Stored entries ->

· · · · · · ·

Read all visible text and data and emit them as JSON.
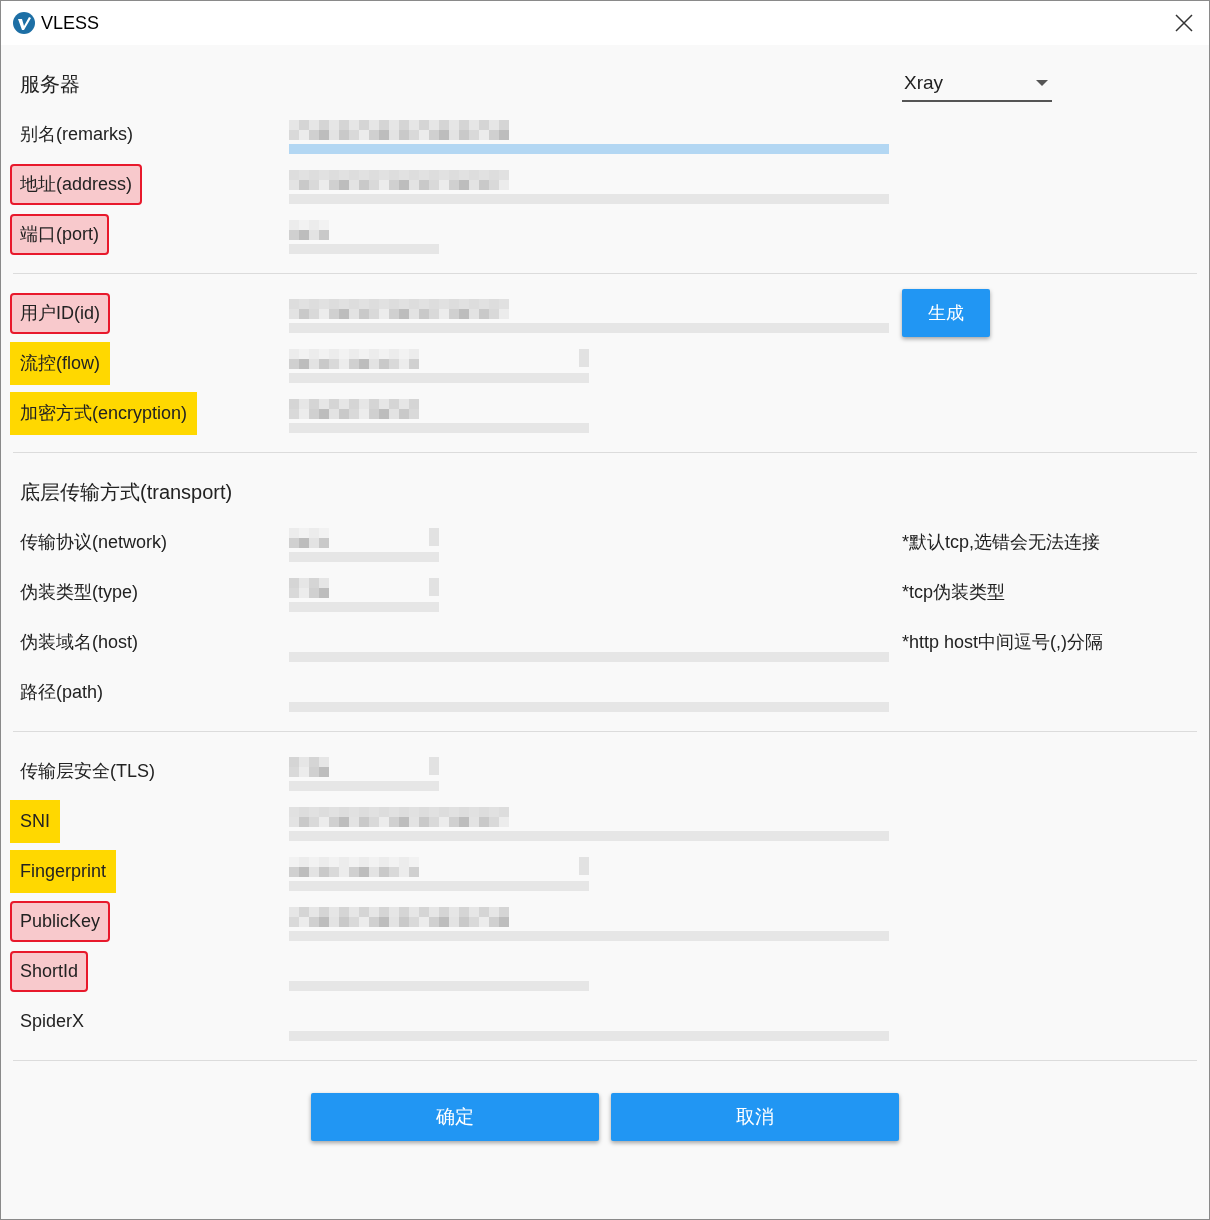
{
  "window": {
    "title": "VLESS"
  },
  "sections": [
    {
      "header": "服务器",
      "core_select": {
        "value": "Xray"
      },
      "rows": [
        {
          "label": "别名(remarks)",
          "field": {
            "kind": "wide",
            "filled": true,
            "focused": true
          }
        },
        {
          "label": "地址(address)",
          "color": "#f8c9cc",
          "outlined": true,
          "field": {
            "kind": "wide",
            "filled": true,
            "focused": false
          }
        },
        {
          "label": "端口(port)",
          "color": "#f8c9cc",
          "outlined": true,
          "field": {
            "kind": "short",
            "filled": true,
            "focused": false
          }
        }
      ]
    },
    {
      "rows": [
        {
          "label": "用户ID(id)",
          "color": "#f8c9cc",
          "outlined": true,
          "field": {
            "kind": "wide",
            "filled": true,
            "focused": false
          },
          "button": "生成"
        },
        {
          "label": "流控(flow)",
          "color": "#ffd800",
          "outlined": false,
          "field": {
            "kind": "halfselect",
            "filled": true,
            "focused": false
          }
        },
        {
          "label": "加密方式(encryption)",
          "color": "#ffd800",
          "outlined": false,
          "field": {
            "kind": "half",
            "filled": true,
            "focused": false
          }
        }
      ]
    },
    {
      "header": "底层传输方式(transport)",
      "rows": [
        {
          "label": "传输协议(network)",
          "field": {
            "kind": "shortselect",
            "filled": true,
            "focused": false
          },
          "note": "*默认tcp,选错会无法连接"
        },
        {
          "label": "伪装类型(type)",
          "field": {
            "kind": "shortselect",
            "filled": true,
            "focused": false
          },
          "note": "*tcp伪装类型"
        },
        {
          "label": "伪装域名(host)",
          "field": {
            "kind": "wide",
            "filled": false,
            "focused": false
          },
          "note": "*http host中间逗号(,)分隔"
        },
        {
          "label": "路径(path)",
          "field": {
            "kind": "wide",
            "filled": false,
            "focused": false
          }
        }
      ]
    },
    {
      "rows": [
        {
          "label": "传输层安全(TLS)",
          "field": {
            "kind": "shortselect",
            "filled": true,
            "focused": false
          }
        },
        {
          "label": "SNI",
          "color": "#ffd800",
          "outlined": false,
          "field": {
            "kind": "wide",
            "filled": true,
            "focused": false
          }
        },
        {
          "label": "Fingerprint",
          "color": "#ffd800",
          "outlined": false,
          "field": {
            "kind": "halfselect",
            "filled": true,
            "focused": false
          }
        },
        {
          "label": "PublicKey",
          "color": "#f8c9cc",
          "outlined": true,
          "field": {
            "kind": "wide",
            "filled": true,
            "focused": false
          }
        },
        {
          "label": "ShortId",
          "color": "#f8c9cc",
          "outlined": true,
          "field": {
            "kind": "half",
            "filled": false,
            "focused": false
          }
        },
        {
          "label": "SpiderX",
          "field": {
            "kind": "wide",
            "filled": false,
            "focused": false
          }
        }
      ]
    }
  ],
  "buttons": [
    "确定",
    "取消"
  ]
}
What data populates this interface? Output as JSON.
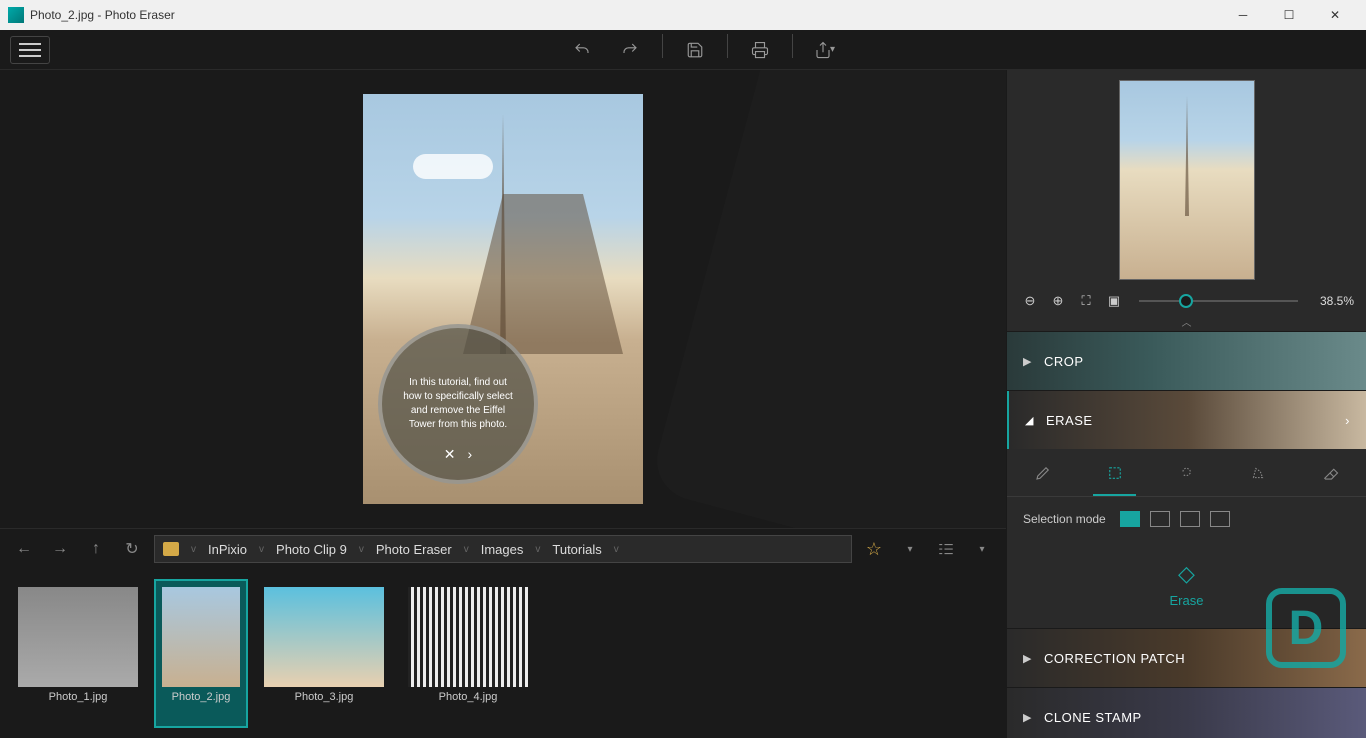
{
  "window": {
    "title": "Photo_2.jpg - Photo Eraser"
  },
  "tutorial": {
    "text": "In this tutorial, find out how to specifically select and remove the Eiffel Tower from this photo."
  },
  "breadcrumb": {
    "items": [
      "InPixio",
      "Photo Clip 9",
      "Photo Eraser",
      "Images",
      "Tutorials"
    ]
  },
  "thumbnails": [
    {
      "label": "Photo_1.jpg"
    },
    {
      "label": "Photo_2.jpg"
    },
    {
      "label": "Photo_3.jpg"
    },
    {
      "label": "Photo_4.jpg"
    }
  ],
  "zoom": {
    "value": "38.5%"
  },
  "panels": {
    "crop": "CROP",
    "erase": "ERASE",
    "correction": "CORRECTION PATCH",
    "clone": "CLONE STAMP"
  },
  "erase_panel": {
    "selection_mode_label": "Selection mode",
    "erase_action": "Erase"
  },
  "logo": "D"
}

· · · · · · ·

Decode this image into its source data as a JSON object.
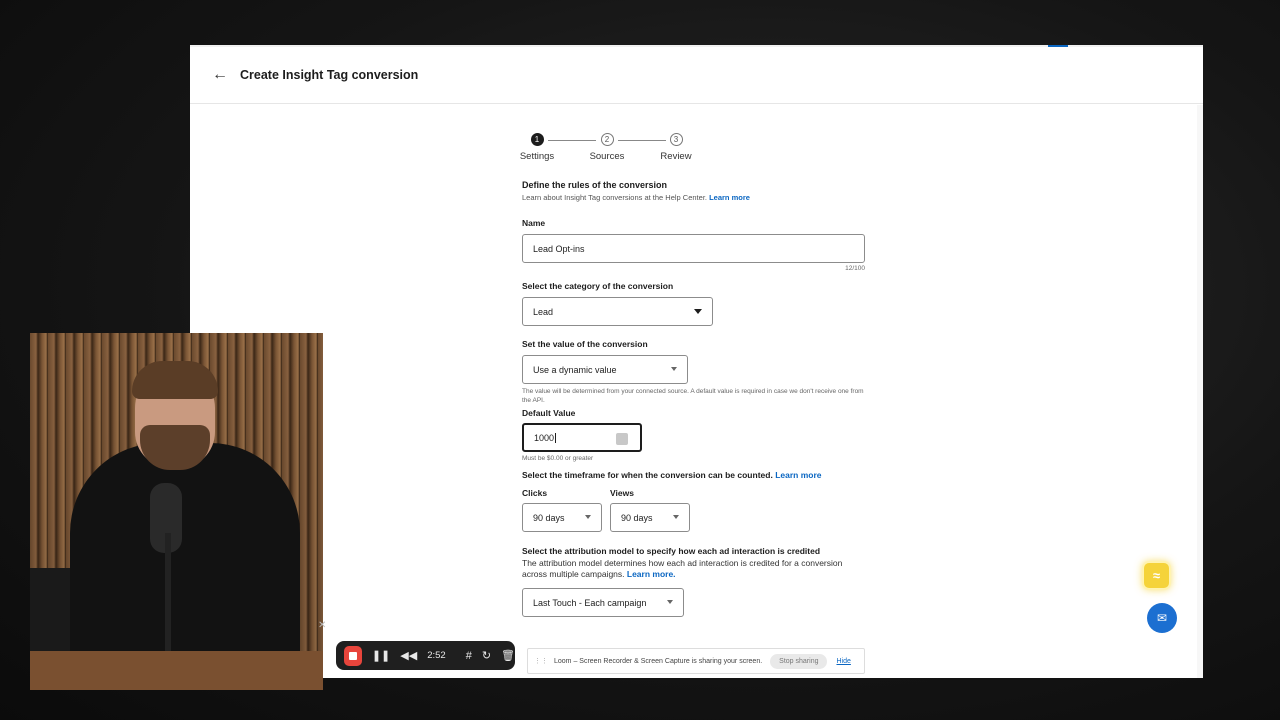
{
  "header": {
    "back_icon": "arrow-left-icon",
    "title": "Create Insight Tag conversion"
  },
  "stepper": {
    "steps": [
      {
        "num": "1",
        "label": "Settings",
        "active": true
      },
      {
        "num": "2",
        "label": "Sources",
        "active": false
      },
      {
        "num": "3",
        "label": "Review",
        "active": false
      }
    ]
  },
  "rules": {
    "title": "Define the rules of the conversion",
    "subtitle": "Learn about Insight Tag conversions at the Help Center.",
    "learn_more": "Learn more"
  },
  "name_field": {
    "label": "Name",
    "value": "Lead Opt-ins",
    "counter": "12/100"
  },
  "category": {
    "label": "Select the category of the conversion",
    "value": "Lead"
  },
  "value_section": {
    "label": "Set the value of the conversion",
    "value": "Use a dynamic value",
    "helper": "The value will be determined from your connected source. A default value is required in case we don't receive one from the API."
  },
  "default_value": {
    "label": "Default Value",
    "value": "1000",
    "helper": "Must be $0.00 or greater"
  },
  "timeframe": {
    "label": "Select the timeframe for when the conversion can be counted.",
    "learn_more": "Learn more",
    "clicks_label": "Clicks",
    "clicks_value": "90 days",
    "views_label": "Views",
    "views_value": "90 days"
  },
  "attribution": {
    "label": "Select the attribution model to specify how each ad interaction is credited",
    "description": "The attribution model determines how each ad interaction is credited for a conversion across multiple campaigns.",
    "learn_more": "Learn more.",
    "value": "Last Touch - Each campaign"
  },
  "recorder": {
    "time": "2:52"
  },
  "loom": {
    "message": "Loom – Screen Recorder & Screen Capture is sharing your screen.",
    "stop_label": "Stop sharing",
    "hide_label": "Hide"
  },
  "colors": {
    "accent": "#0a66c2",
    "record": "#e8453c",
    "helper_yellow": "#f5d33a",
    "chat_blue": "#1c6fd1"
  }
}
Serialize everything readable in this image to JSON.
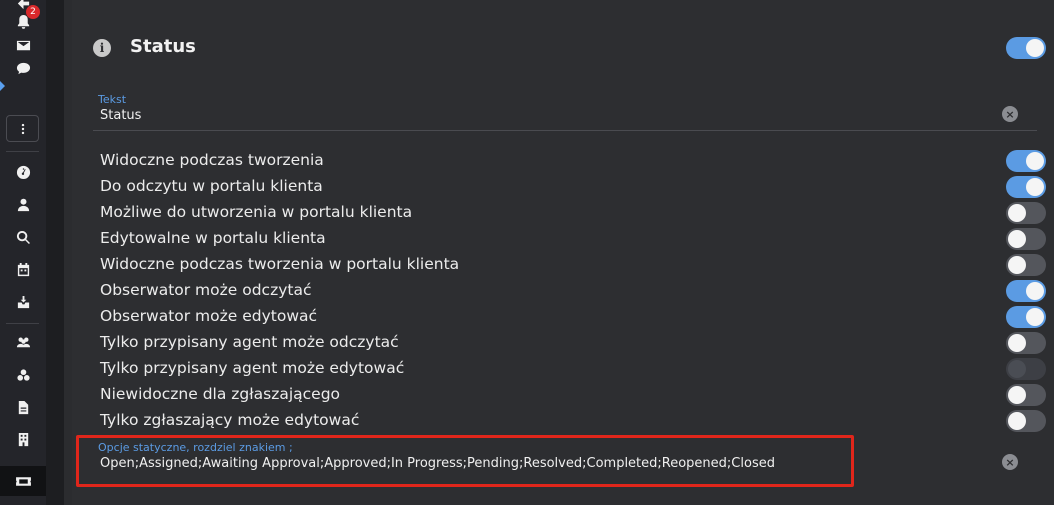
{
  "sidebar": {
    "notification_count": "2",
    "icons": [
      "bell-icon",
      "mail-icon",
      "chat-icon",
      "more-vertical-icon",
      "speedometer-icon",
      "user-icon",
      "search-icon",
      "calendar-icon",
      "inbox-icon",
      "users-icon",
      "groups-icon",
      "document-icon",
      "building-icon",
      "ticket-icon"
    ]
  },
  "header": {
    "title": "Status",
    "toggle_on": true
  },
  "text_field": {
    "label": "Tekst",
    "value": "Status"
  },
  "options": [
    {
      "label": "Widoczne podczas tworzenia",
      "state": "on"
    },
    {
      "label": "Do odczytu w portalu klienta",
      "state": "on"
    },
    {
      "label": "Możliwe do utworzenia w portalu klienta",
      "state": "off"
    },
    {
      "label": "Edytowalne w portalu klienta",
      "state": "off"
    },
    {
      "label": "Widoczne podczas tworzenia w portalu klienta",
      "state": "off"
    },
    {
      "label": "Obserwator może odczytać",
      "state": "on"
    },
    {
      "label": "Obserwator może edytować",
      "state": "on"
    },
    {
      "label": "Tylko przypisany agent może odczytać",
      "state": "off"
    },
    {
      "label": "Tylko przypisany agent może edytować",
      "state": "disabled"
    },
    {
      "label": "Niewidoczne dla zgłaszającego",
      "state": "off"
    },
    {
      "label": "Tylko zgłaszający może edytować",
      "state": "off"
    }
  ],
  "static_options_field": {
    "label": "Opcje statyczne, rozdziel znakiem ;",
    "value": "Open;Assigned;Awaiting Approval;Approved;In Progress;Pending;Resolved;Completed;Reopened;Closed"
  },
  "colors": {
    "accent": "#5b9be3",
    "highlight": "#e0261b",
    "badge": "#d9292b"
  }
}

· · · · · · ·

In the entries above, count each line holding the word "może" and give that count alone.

FINISHED EXERCISE -> 5